──────── Recorded data ────────
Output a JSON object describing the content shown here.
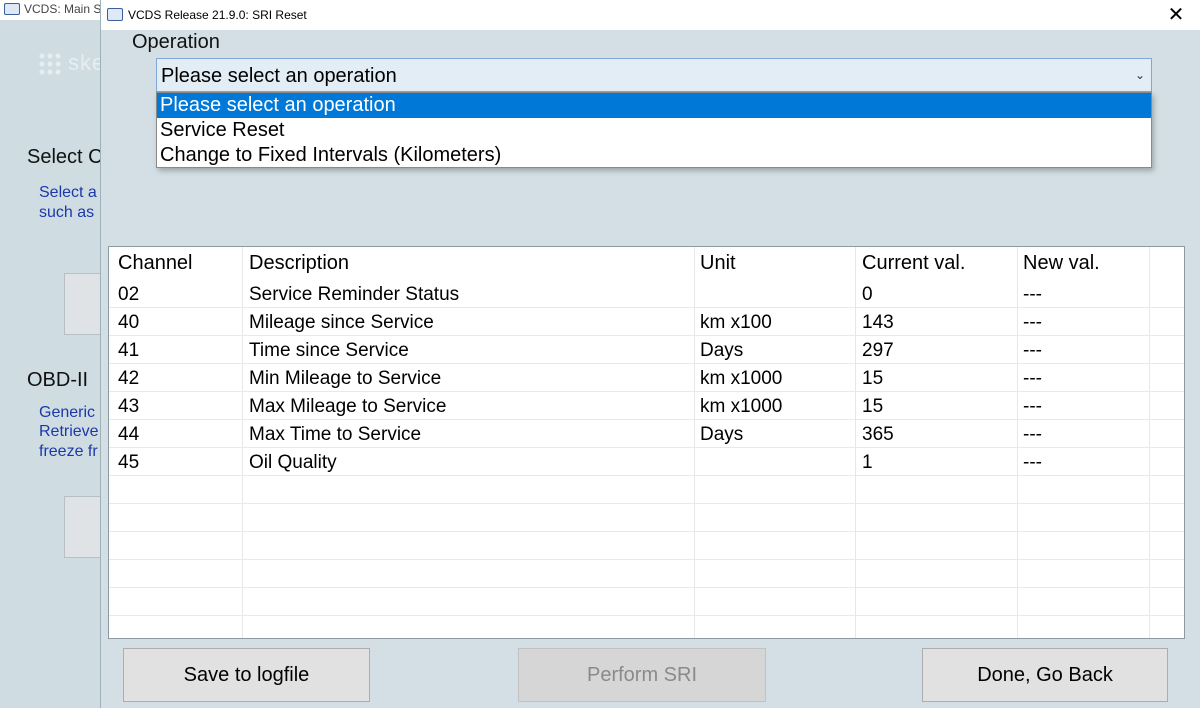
{
  "main_window": {
    "title": "VCDS:  Main S",
    "watermark": "skelbiu.lt",
    "heading1": "Select C",
    "desc1_line1": "Select a",
    "desc1_line2": "such as",
    "heading2": "OBD-II",
    "desc2_line1": "Generic",
    "desc2_line2": "Retrieve",
    "desc2_line3": "freeze fr"
  },
  "dialog": {
    "title": "VCDS Release 21.9.0:  SRI Reset",
    "close_glyph": "✕",
    "app_icon_text": "VCDS"
  },
  "operation": {
    "label": "Operation",
    "selected": "Please select an operation",
    "arrow_glyph": "⌄",
    "options": [
      "Please select an operation",
      "Service Reset",
      "Change to Fixed Intervals (Kilometers)"
    ]
  },
  "table": {
    "headers": {
      "channel": "Channel",
      "description": "Description",
      "unit": "Unit",
      "current": "Current val.",
      "new": "New val."
    },
    "rows": [
      {
        "channel": "02",
        "description": "Service Reminder Status",
        "unit": "",
        "current": "0",
        "new": "---"
      },
      {
        "channel": "40",
        "description": "Mileage since Service",
        "unit": "km x100",
        "current": "143",
        "new": "---"
      },
      {
        "channel": "41",
        "description": "Time since Service",
        "unit": "Days",
        "current": "297",
        "new": "---"
      },
      {
        "channel": "42",
        "description": "Min Mileage to Service",
        "unit": "km x1000",
        "current": "15",
        "new": "---"
      },
      {
        "channel": "43",
        "description": "Max Mileage to Service",
        "unit": "km x1000",
        "current": "15",
        "new": "---"
      },
      {
        "channel": "44",
        "description": "Max Time to Service",
        "unit": "Days",
        "current": "365",
        "new": "---"
      },
      {
        "channel": "45",
        "description": "Oil Quality",
        "unit": "",
        "current": "1",
        "new": "---"
      }
    ]
  },
  "buttons": {
    "save": "Save to logfile",
    "perform": "Perform SRI",
    "done": "Done, Go Back"
  },
  "colors": {
    "selection": "#0078d7",
    "dialog_bg": "#d3dfe4",
    "link_text": "#1c38a8"
  }
}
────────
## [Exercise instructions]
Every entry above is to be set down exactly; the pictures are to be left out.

## [Written response]
Output a JSON object describing the content shown here.
{
  "main_window": {
    "title": "VCDS:  Main S",
    "watermark": "skelbiu.lt",
    "heading1": "Select C",
    "desc1_line1": "Select a",
    "desc1_line2": "such as",
    "heading2": "OBD-II",
    "desc2_line1": "Generic",
    "desc2_line2": "Retrieve",
    "desc2_line3": "freeze fr"
  },
  "dialog": {
    "title": "VCDS Release 21.9.0:  SRI Reset",
    "close_glyph": "✕",
    "app_icon_text": "VCDS"
  },
  "operation": {
    "label": "Operation",
    "selected": "Please select an operation",
    "arrow_glyph": "⌄",
    "options": [
      "Please select an operation",
      "Service Reset",
      "Change to Fixed Intervals (Kilometers)"
    ]
  },
  "table": {
    "headers": {
      "channel": "Channel",
      "description": "Description",
      "unit": "Unit",
      "current": "Current val.",
      "new": "New val."
    },
    "rows": [
      {
        "channel": "02",
        "description": "Service Reminder Status",
        "unit": "",
        "current": "0",
        "new": "---"
      },
      {
        "channel": "40",
        "description": "Mileage since Service",
        "unit": "km x100",
        "current": "143",
        "new": "---"
      },
      {
        "channel": "41",
        "description": "Time since Service",
        "unit": "Days",
        "current": "297",
        "new": "---"
      },
      {
        "channel": "42",
        "description": "Min Mileage to Service",
        "unit": "km x1000",
        "current": "15",
        "new": "---"
      },
      {
        "channel": "43",
        "description": "Max Mileage to Service",
        "unit": "km x1000",
        "current": "15",
        "new": "---"
      },
      {
        "channel": "44",
        "description": "Max Time to Service",
        "unit": "Days",
        "current": "365",
        "new": "---"
      },
      {
        "channel": "45",
        "description": "Oil Quality",
        "unit": "",
        "current": "1",
        "new": "---"
      }
    ]
  },
  "buttons": {
    "save": "Save to logfile",
    "perform": "Perform SRI",
    "done": "Done, Go Back"
  },
  "colors": {
    "selection": "#0078d7",
    "dialog_bg": "#d3dfe4",
    "link_text": "#1c38a8"
  }
}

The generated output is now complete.